The problem for a feminist like me, however, is that his personal life also indicates a certain refusal to be governed. Earlier this decade, Kelly famously faced charges of crimes against an underage girl, including child pornography. He won his case, but the sexual self-indulgence that put him in a position to be accused of such crimes said a lot about Kelly's refusal to be governed by others, including the women in his life. That excessiveness draws in fans like me, but it's also very troubling. It's possible that the very thing I hate in him is what I love in him. This is a problem I haven't resolved.
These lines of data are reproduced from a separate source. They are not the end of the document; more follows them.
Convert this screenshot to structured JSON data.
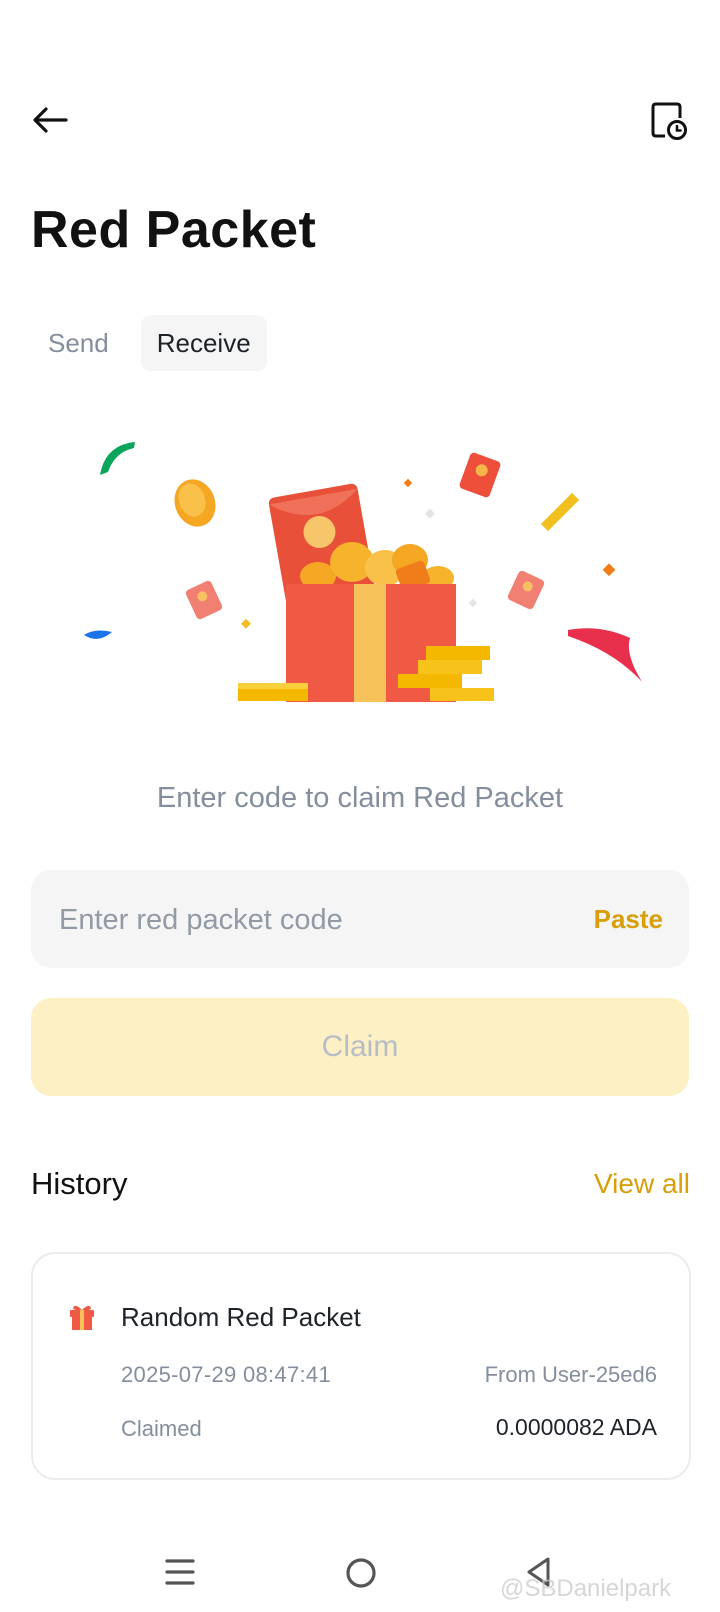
{
  "header": {
    "title": "Red Packet"
  },
  "tabs": [
    {
      "label": "Send",
      "active": false
    },
    {
      "label": "Receive",
      "active": true
    }
  ],
  "claim": {
    "hint": "Enter code to claim Red Packet",
    "input_placeholder": "Enter red packet code",
    "input_value": "",
    "paste_label": "Paste",
    "claim_label": "Claim"
  },
  "history": {
    "title": "History",
    "view_all_label": "View all",
    "items": [
      {
        "title": "Random Red Packet",
        "datetime": "2025-07-29 08:47:41",
        "from": "From User-25ed6",
        "status": "Claimed",
        "amount": "0.0000082 ADA",
        "icon": "gift-icon"
      }
    ]
  },
  "watermark": "@SBDanielpark",
  "colors": {
    "accent": "#d89f0b",
    "claim_button_bg": "#fcf0c4",
    "claim_button_text": "#b7bdc6",
    "input_bg": "#f5f5f5",
    "muted_text": "#848e9c"
  },
  "icons": {
    "back": "arrow-left-icon",
    "history": "document-clock-icon",
    "nav_menu": "menu-icon",
    "nav_home": "home-circle-icon",
    "nav_back": "triangle-back-icon"
  }
}
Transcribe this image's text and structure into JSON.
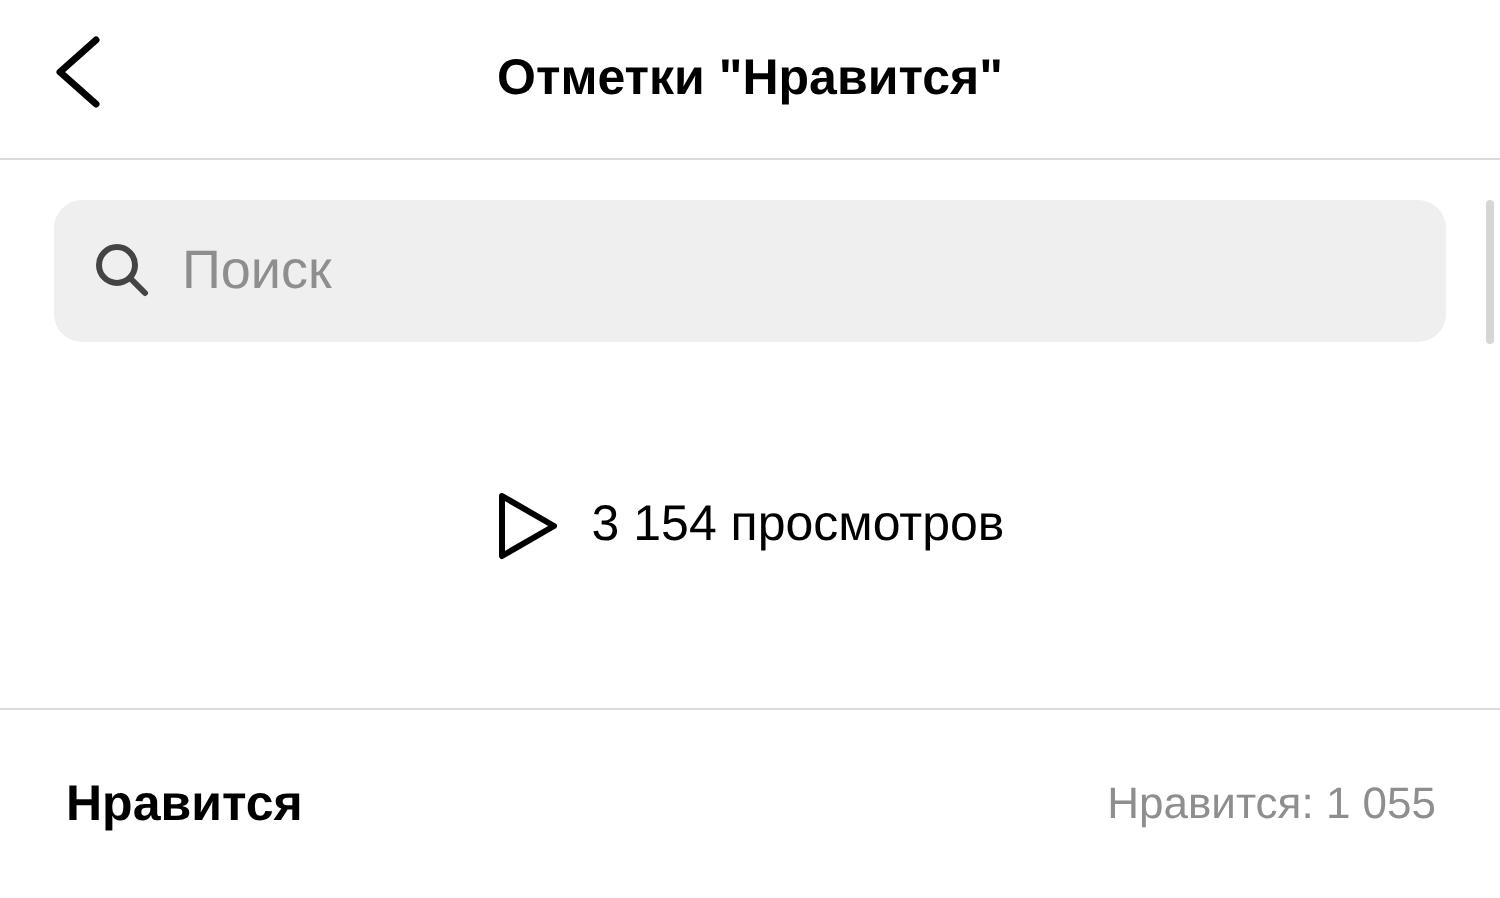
{
  "header": {
    "title": "Отметки \"Нравится\""
  },
  "search": {
    "placeholder": "Поиск"
  },
  "views": {
    "text": "3 154 просмотров"
  },
  "likes_row": {
    "label": "Нравится",
    "count": "Нравится: 1 055"
  }
}
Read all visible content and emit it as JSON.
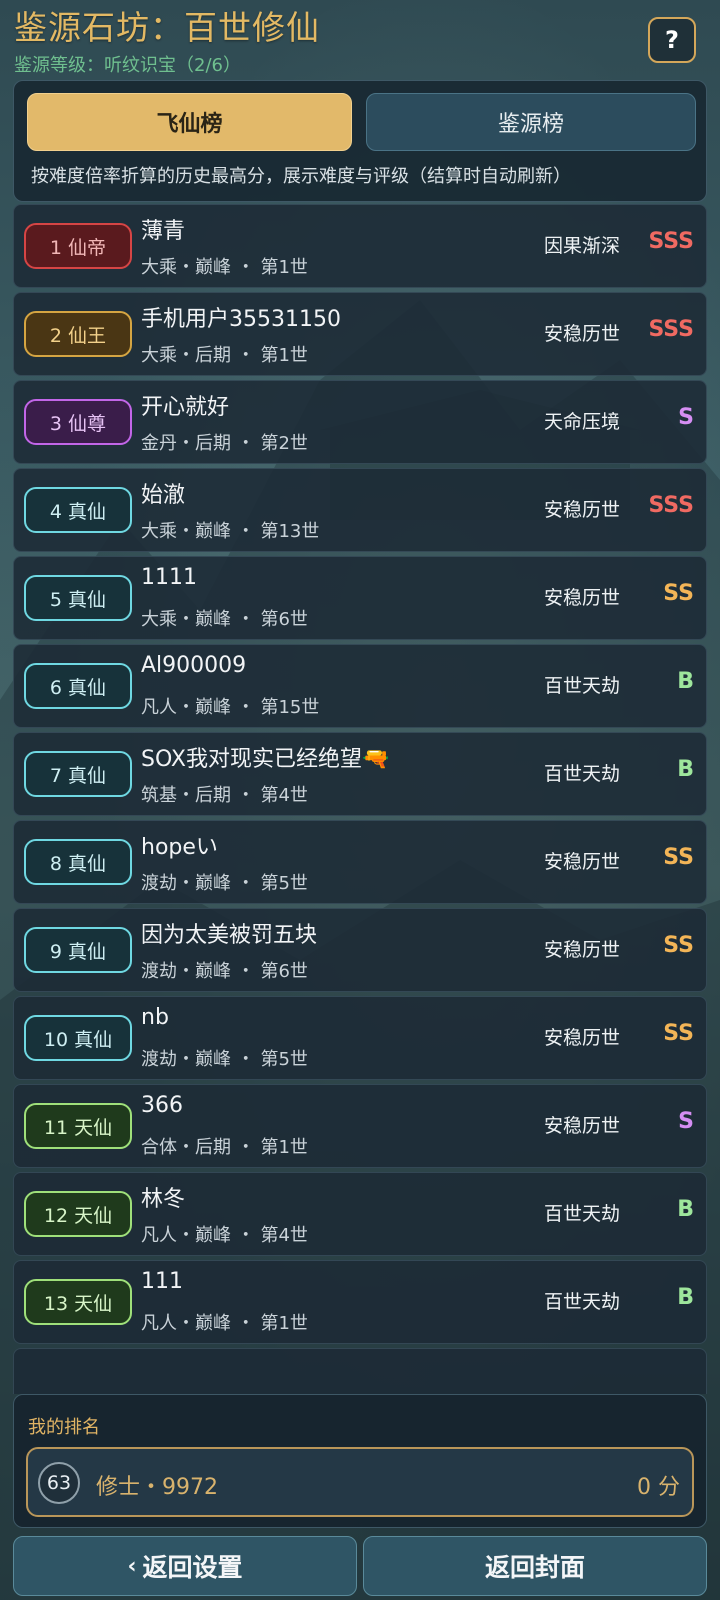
{
  "header": {
    "title": "鉴源石坊：百世修仙",
    "subtitle": "鉴源等级：听纹识宝（2/6）",
    "help_label": "?"
  },
  "tabs": {
    "items": [
      {
        "label": "飞仙榜",
        "active": true
      },
      {
        "label": "鉴源榜",
        "active": false
      }
    ],
    "description": "按难度倍率折算的历史最高分，展示难度与评级（结算时自动刷新）"
  },
  "colors": {
    "gold": "#e2b96a",
    "grade_SSS": "#f06a62",
    "grade_SS": "#f3b557",
    "grade_S": "#d58ef3",
    "grade_B": "#9ee69c"
  },
  "leaderboard": [
    {
      "rank_label": "1 仙帝",
      "name": "薄青",
      "meta": "大乘・巅峰 ・ 第1世",
      "difficulty": "因果渐深",
      "grade": "SSS",
      "badge_border": "#d64545",
      "badge_bg": "#5a1a1e",
      "badge_text": "#f1b7b7"
    },
    {
      "rank_label": "2 仙王",
      "name": "手机用户35531150",
      "meta": "大乘・后期 ・ 第1世",
      "difficulty": "安稳历世",
      "grade": "SSS",
      "badge_border": "#d5a542",
      "badge_bg": "#4a3614",
      "badge_text": "#f3d18a"
    },
    {
      "rank_label": "3 仙尊",
      "name": "开心就好",
      "meta": "金丹・后期 ・ 第2世",
      "difficulty": "天命压境",
      "grade": "S",
      "badge_border": "#c266e8",
      "badge_bg": "#3a1d4a",
      "badge_text": "#e7c3f5"
    },
    {
      "rank_label": "4 真仙",
      "name": "始澈",
      "meta": "大乘・巅峰 ・ 第13世",
      "difficulty": "安稳历世",
      "grade": "SSS",
      "badge_border": "#6fd8e2",
      "badge_bg": "#17323a",
      "badge_text": "#cfeff3"
    },
    {
      "rank_label": "5 真仙",
      "name": "1111",
      "meta": "大乘・巅峰 ・ 第6世",
      "difficulty": "安稳历世",
      "grade": "SS",
      "badge_border": "#6fd8e2",
      "badge_bg": "#17323a",
      "badge_text": "#cfeff3"
    },
    {
      "rank_label": "6 真仙",
      "name": "Al900009",
      "meta": "凡人・巅峰 ・ 第15世",
      "difficulty": "百世天劫",
      "grade": "B",
      "badge_border": "#6fd8e2",
      "badge_bg": "#17323a",
      "badge_text": "#cfeff3"
    },
    {
      "rank_label": "7 真仙",
      "name": "SOX我对现实已经绝望🔫",
      "meta": "筑基・后期 ・ 第4世",
      "difficulty": "百世天劫",
      "grade": "B",
      "badge_border": "#6fd8e2",
      "badge_bg": "#17323a",
      "badge_text": "#cfeff3"
    },
    {
      "rank_label": "8 真仙",
      "name": "hopeい",
      "meta": "渡劫・巅峰 ・ 第5世",
      "difficulty": "安稳历世",
      "grade": "SS",
      "badge_border": "#6fd8e2",
      "badge_bg": "#17323a",
      "badge_text": "#cfeff3"
    },
    {
      "rank_label": "9 真仙",
      "name": "因为太美被罚五块",
      "meta": "渡劫・巅峰 ・ 第6世",
      "difficulty": "安稳历世",
      "grade": "SS",
      "badge_border": "#6fd8e2",
      "badge_bg": "#17323a",
      "badge_text": "#cfeff3"
    },
    {
      "rank_label": "10 真仙",
      "name": "nb",
      "meta": "渡劫・巅峰 ・ 第5世",
      "difficulty": "安稳历世",
      "grade": "SS",
      "badge_border": "#6fd8e2",
      "badge_bg": "#17323a",
      "badge_text": "#cfeff3"
    },
    {
      "rank_label": "11 天仙",
      "name": "366",
      "meta": "合体・后期 ・ 第1世",
      "difficulty": "安稳历世",
      "grade": "S",
      "badge_border": "#9fe07a",
      "badge_bg": "#1f3a1c",
      "badge_text": "#d8f5c8"
    },
    {
      "rank_label": "12 天仙",
      "name": "林冬",
      "meta": "凡人・巅峰 ・ 第4世",
      "difficulty": "百世天劫",
      "grade": "B",
      "badge_border": "#9fe07a",
      "badge_bg": "#1f3a1c",
      "badge_text": "#d8f5c8"
    },
    {
      "rank_label": "13 天仙",
      "name": "111",
      "meta": "凡人・巅峰 ・ 第1世",
      "difficulty": "百世天劫",
      "grade": "B",
      "badge_border": "#9fe07a",
      "badge_bg": "#1f3a1c",
      "badge_text": "#d8f5c8"
    }
  ],
  "my_rank": {
    "label": "我的排名",
    "rank": "63",
    "name": "修士・9972",
    "score": "0 分"
  },
  "bottom_buttons": {
    "back_settings": "返回设置",
    "back_cover": "返回封面",
    "chevron": "‹"
  }
}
Kelly is still making the rounds to promote Love Letter, his very fine 2010 retro-soul outing. Last week had him sitting at the piano with the BBC's late-night host Jools Holland. The YouTube clip above draws a thread between Kelly and Sam Cooke, one of his idols, whose own celestially aimed vocals and earthy appetites created a moral quandary for his fans nearly half a century ago.
Cooke was one of the century's great gospel singers and the man who gave the civil rights movement "A Change Is Gonna Come;" yet his humanity — what religious folk might call his fallen nature — led him to a cold death in a cheap hotel room where he may or may not have been engaged in a form of sexual assault. Kelly has been acquitted of crimes against young women, but anyone who's seen one of his X-rated shows understands that this guy stays deeply in touch with the satyr within.
Singing "Bring It On Home To Me" as Holland tickles the ivories, Kelly reminds us that what's often most enjoyable about art (music in particular), for a fan, is that feeling of being seduced, of relaxing your boundaries and letting someone else take control for a while. Where does the fan reassert herself? That's the biggest question that arises within the listening process. What I'm having to admit is that sometimes, the answer is never. I'm not sure how to feel about that.